◆ **What you should do**:
The answer is the set of lines that include "label", copied from the data below.

◆ **Material shown**:
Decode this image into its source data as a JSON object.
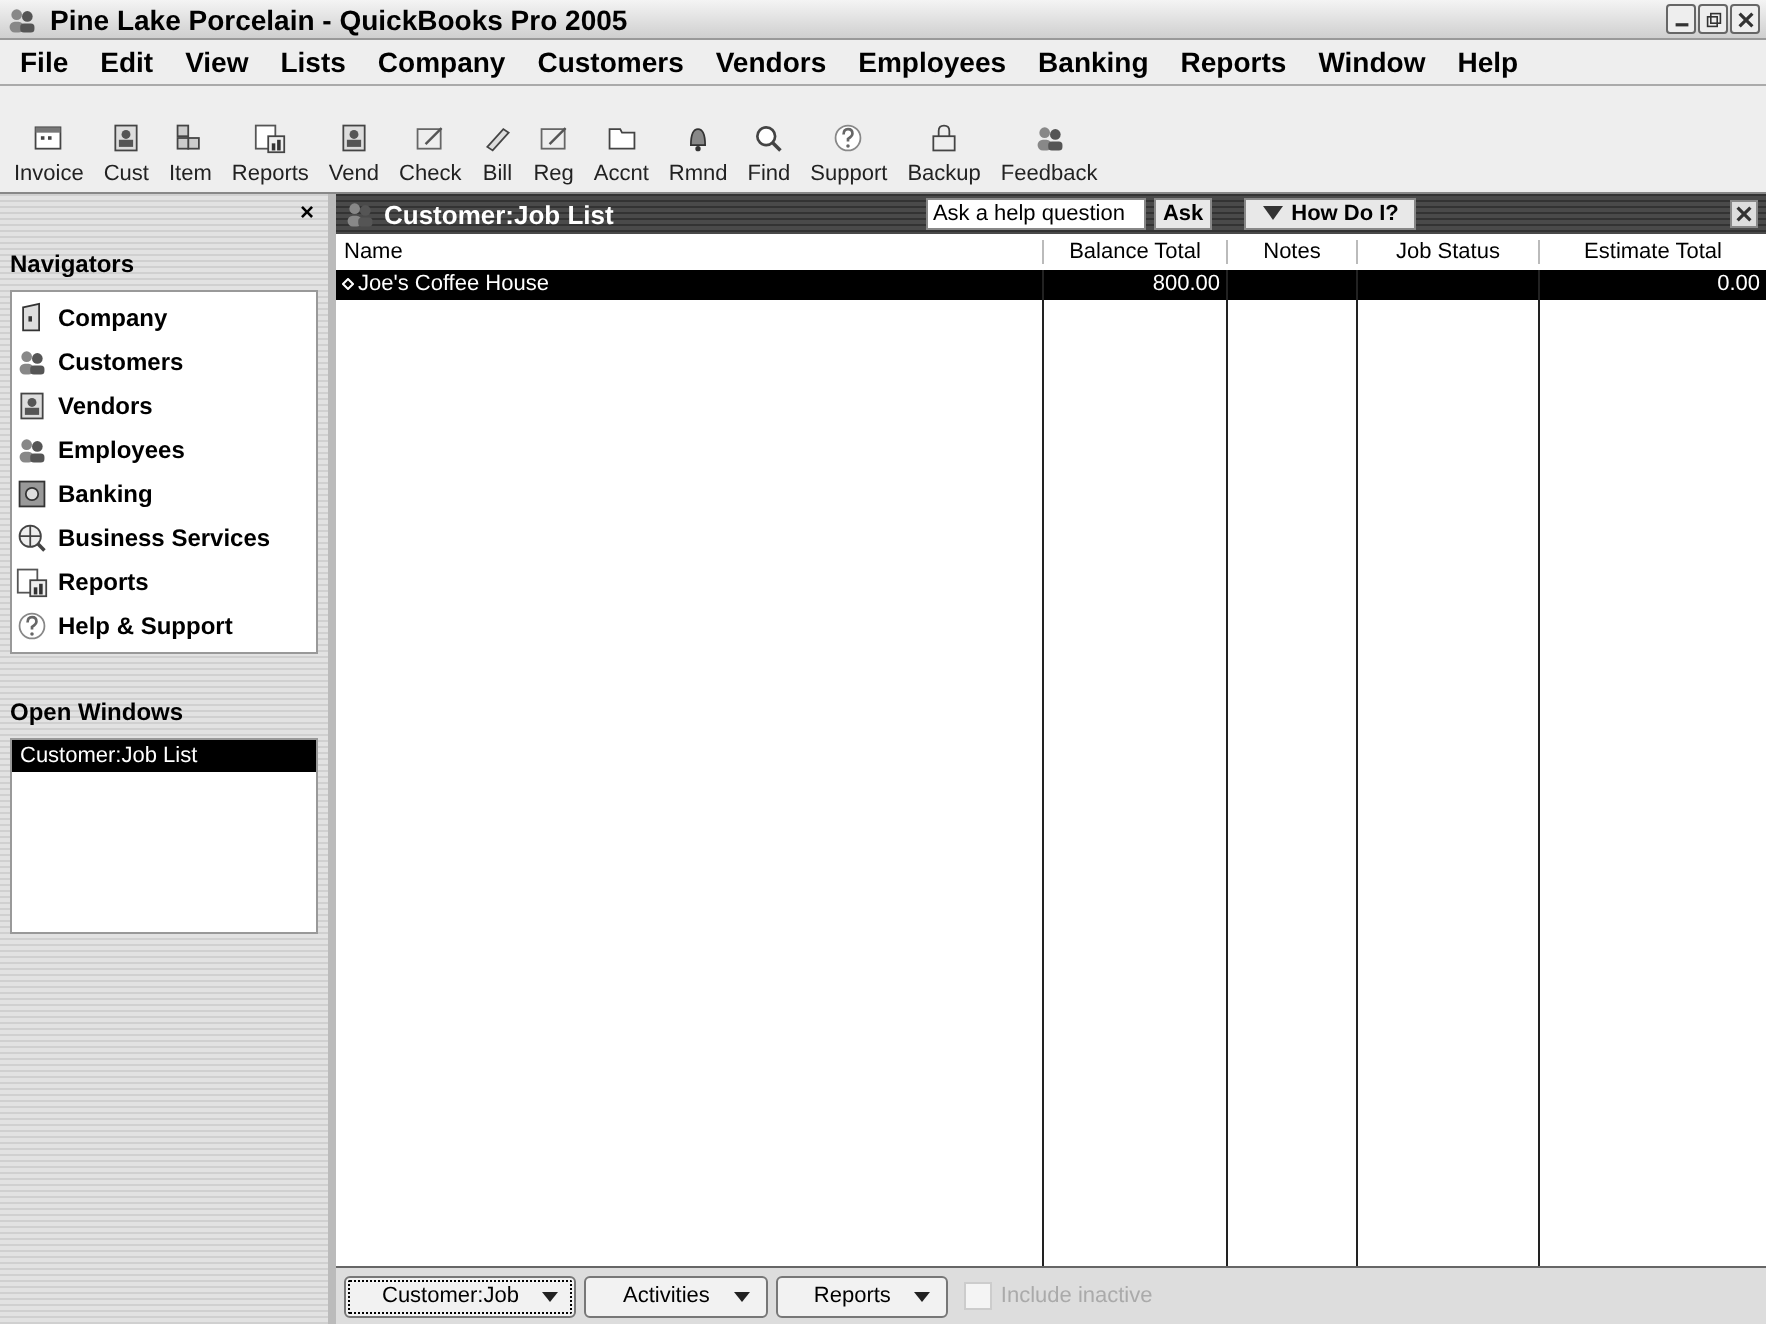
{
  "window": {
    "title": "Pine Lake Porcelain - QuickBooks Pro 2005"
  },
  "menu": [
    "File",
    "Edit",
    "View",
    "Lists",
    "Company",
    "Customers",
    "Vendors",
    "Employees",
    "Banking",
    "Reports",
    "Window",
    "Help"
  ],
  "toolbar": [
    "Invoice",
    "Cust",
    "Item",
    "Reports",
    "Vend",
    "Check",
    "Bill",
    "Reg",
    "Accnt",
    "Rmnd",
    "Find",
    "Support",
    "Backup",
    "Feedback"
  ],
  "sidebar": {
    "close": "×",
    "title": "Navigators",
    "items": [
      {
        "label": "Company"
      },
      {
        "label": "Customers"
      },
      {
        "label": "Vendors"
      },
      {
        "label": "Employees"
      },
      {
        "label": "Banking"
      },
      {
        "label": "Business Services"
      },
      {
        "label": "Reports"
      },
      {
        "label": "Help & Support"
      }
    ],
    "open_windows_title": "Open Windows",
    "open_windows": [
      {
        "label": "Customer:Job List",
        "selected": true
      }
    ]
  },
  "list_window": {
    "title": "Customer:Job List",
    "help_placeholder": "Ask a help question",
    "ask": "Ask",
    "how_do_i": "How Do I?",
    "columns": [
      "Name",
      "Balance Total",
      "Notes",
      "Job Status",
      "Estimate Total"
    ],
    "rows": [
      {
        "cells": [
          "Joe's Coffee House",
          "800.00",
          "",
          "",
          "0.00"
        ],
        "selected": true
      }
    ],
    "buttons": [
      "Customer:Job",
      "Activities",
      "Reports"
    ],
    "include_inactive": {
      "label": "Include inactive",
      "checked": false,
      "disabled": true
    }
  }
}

◆ **Exercise response**:
        "label": "Company"
        "label": "Customers"
        "label": "Vendors"
        "label": "Employees"
        "label": "Banking"
        "label": "Business Services"
        "label": "Reports"
        "label": "Help & Support"
        "label": "Customer:Job List",
      "label": "Include inactive",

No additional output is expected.